Your task
Images don't belong in the copy. Output the rest of the data exactly.
-- -- --
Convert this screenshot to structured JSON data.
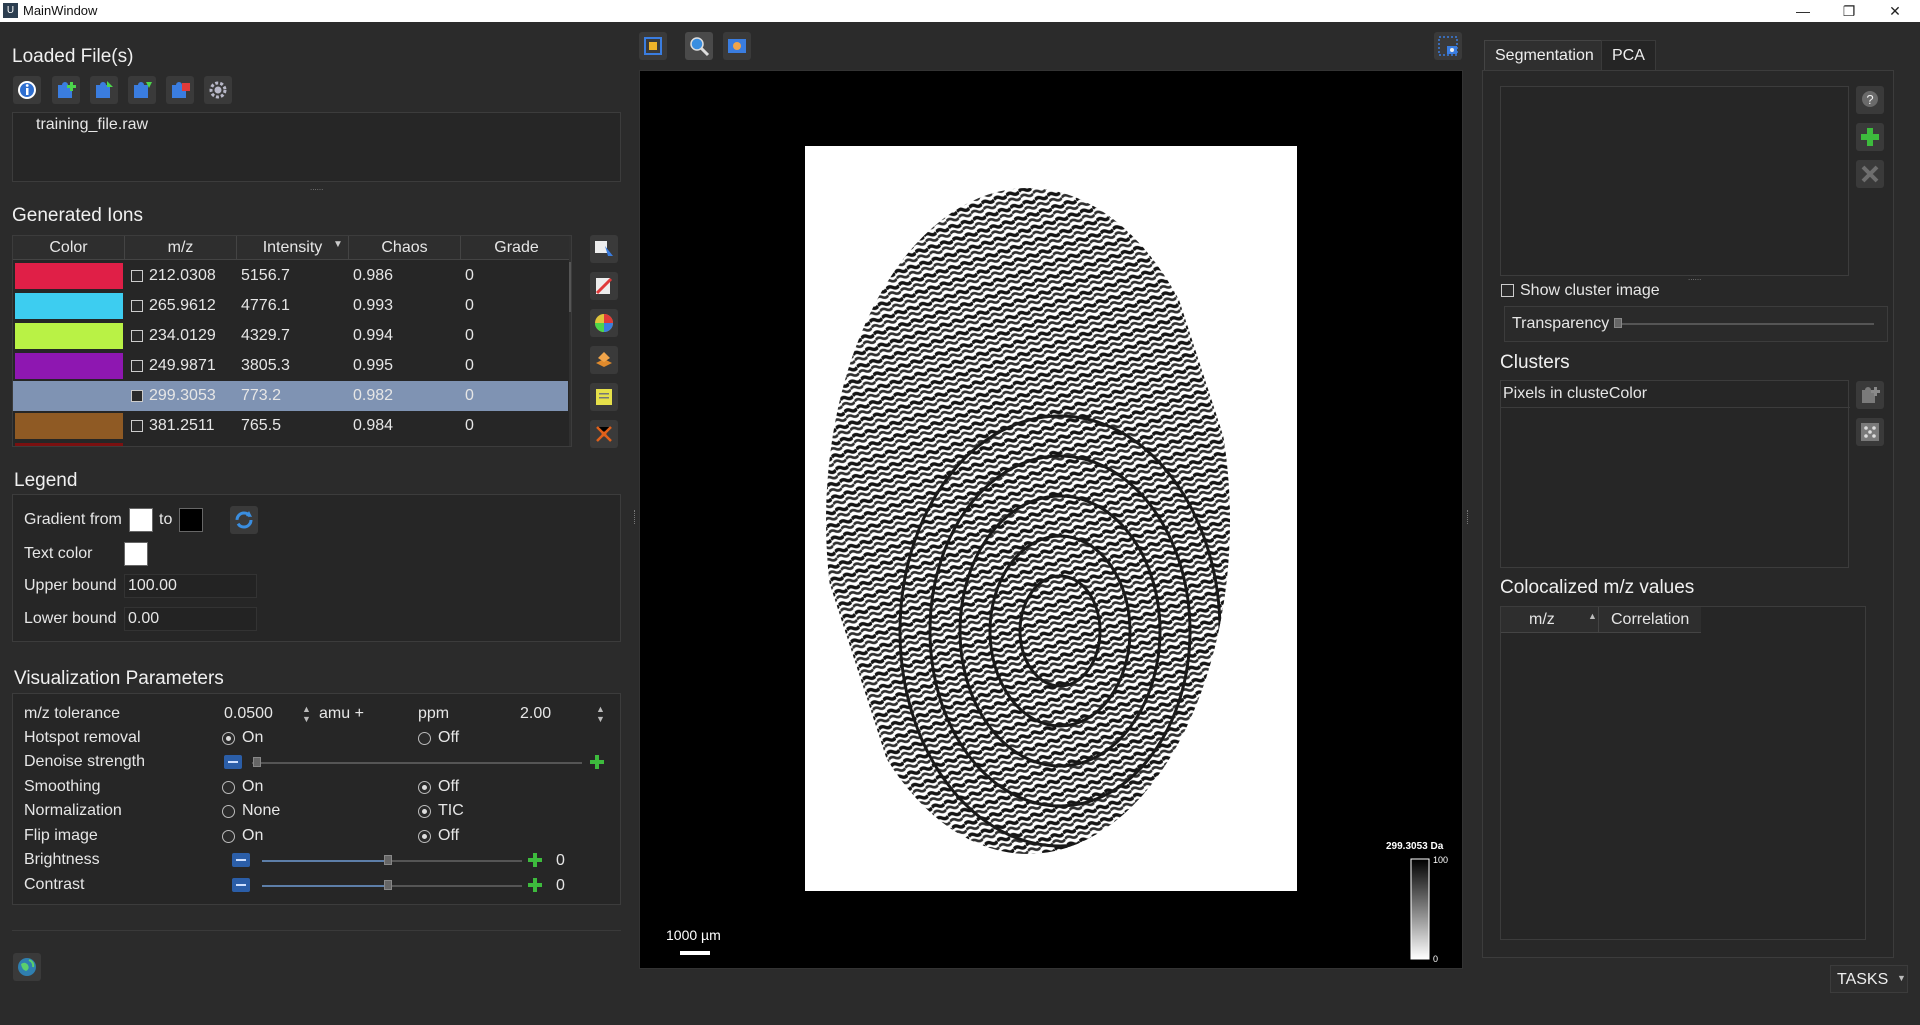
{
  "window": {
    "title": "MainWindow",
    "min": "—",
    "max": "❐",
    "close": "✕"
  },
  "loaded": {
    "title": "Loaded File(s)",
    "files": [
      "training_file.raw"
    ]
  },
  "ions": {
    "title": "Generated Ions",
    "headers": [
      "Color",
      "m/z",
      "Intensity",
      "Chaos",
      "Grade"
    ],
    "rows": [
      {
        "color": "#e01f47",
        "mz": "212.0308",
        "intensity": "5156.7",
        "chaos": "0.986",
        "grade": "0",
        "selected": false
      },
      {
        "color": "#3dcdf0",
        "mz": "265.9612",
        "intensity": "4776.1",
        "chaos": "0.993",
        "grade": "0",
        "selected": false
      },
      {
        "color": "#b9f245",
        "mz": "234.0129",
        "intensity": "4329.7",
        "chaos": "0.994",
        "grade": "0",
        "selected": false
      },
      {
        "color": "#8e17b1",
        "mz": "249.9871",
        "intensity": "3805.3",
        "chaos": "0.995",
        "grade": "0",
        "selected": false
      },
      {
        "color": "#7f93b3",
        "mz": "299.3053",
        "intensity": "773.2",
        "chaos": "0.982",
        "grade": "0",
        "selected": true
      },
      {
        "color": "#8f5a24",
        "mz": "381.2511",
        "intensity": "765.5",
        "chaos": "0.984",
        "grade": "0",
        "selected": false
      }
    ]
  },
  "legend": {
    "title": "Legend",
    "gradient_from": "Gradient from",
    "to": "to",
    "from_color": "#ffffff",
    "to_color": "#000000",
    "text_color_label": "Text color",
    "text_color": "#ffffff",
    "upper_label": "Upper bound",
    "upper_value": "100.00",
    "lower_label": "Lower bound",
    "lower_value": "0.00"
  },
  "vis": {
    "title": "Visualization Parameters",
    "mz_tol_label": "m/z tolerance",
    "mz_tol_value": "0.0500",
    "amu": "amu +",
    "ppm": "ppm",
    "ppm_value": "2.00",
    "hotspot_label": "Hotspot removal",
    "denoise_label": "Denoise strength",
    "smoothing_label": "Smoothing",
    "normalization_label": "Normalization",
    "flip_label": "Flip image",
    "brightness_label": "Brightness",
    "brightness_value": "0",
    "contrast_label": "Contrast",
    "contrast_value": "0",
    "on": "On",
    "off": "Off",
    "none": "None",
    "tic": "TIC"
  },
  "viewer": {
    "scale_label": "1000 µm",
    "colorbar_title": "299.3053 Da",
    "colorbar_max": "100",
    "colorbar_min": "0"
  },
  "right": {
    "tabs": [
      "Segmentation",
      "PCA"
    ],
    "show_cluster": "Show cluster image",
    "transparency": "Transparency",
    "clusters_title": "Clusters",
    "clusters_header": "Pixels in clusteColor",
    "colocalized_title": "Colocalized m/z values",
    "coloc_headers": [
      "m/z",
      "Correlation"
    ],
    "tasks": "TASKS"
  }
}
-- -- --
Exercise solution
Convert this screenshot to structured JSON data.
{
  "window": {
    "title": "MainWindow",
    "min": "—",
    "max": "❐",
    "close": "✕"
  },
  "loaded": {
    "title": "Loaded File(s)",
    "files": [
      "training_file.raw"
    ]
  },
  "ions": {
    "title": "Generated Ions",
    "headers": [
      "Color",
      "m/z",
      "Intensity",
      "Chaos",
      "Grade"
    ],
    "rows": [
      {
        "color": "#e01f47",
        "mz": "212.0308",
        "intensity": "5156.7",
        "chaos": "0.986",
        "grade": "0",
        "selected": false
      },
      {
        "color": "#3dcdf0",
        "mz": "265.9612",
        "intensity": "4776.1",
        "chaos": "0.993",
        "grade": "0",
        "selected": false
      },
      {
        "color": "#b9f245",
        "mz": "234.0129",
        "intensity": "4329.7",
        "chaos": "0.994",
        "grade": "0",
        "selected": false
      },
      {
        "color": "#8e17b1",
        "mz": "249.9871",
        "intensity": "3805.3",
        "chaos": "0.995",
        "grade": "0",
        "selected": false
      },
      {
        "color": "#7f93b3",
        "mz": "299.3053",
        "intensity": "773.2",
        "chaos": "0.982",
        "grade": "0",
        "selected": true
      },
      {
        "color": "#8f5a24",
        "mz": "381.2511",
        "intensity": "765.5",
        "chaos": "0.984",
        "grade": "0",
        "selected": false
      }
    ]
  },
  "legend": {
    "title": "Legend",
    "gradient_from": "Gradient from",
    "to": "to",
    "from_color": "#ffffff",
    "to_color": "#000000",
    "text_color_label": "Text color",
    "text_color": "#ffffff",
    "upper_label": "Upper bound",
    "upper_value": "100.00",
    "lower_label": "Lower bound",
    "lower_value": "0.00"
  },
  "vis": {
    "title": "Visualization Parameters",
    "mz_tol_label": "m/z tolerance",
    "mz_tol_value": "0.0500",
    "amu": "amu +",
    "ppm": "ppm",
    "ppm_value": "2.00",
    "hotspot_label": "Hotspot removal",
    "denoise_label": "Denoise strength",
    "smoothing_label": "Smoothing",
    "normalization_label": "Normalization",
    "flip_label": "Flip image",
    "brightness_label": "Brightness",
    "brightness_value": "0",
    "contrast_label": "Contrast",
    "contrast_value": "0",
    "on": "On",
    "off": "Off",
    "none": "None",
    "tic": "TIC"
  },
  "viewer": {
    "scale_label": "1000 µm",
    "colorbar_title": "299.3053 Da",
    "colorbar_max": "100",
    "colorbar_min": "0"
  },
  "right": {
    "tabs": [
      "Segmentation",
      "PCA"
    ],
    "show_cluster": "Show cluster image",
    "transparency": "Transparency",
    "clusters_title": "Clusters",
    "clusters_header": "Pixels in clusteColor",
    "colocalized_title": "Colocalized m/z values",
    "coloc_headers": [
      "m/z",
      "Correlation"
    ],
    "tasks": "TASKS"
  }
}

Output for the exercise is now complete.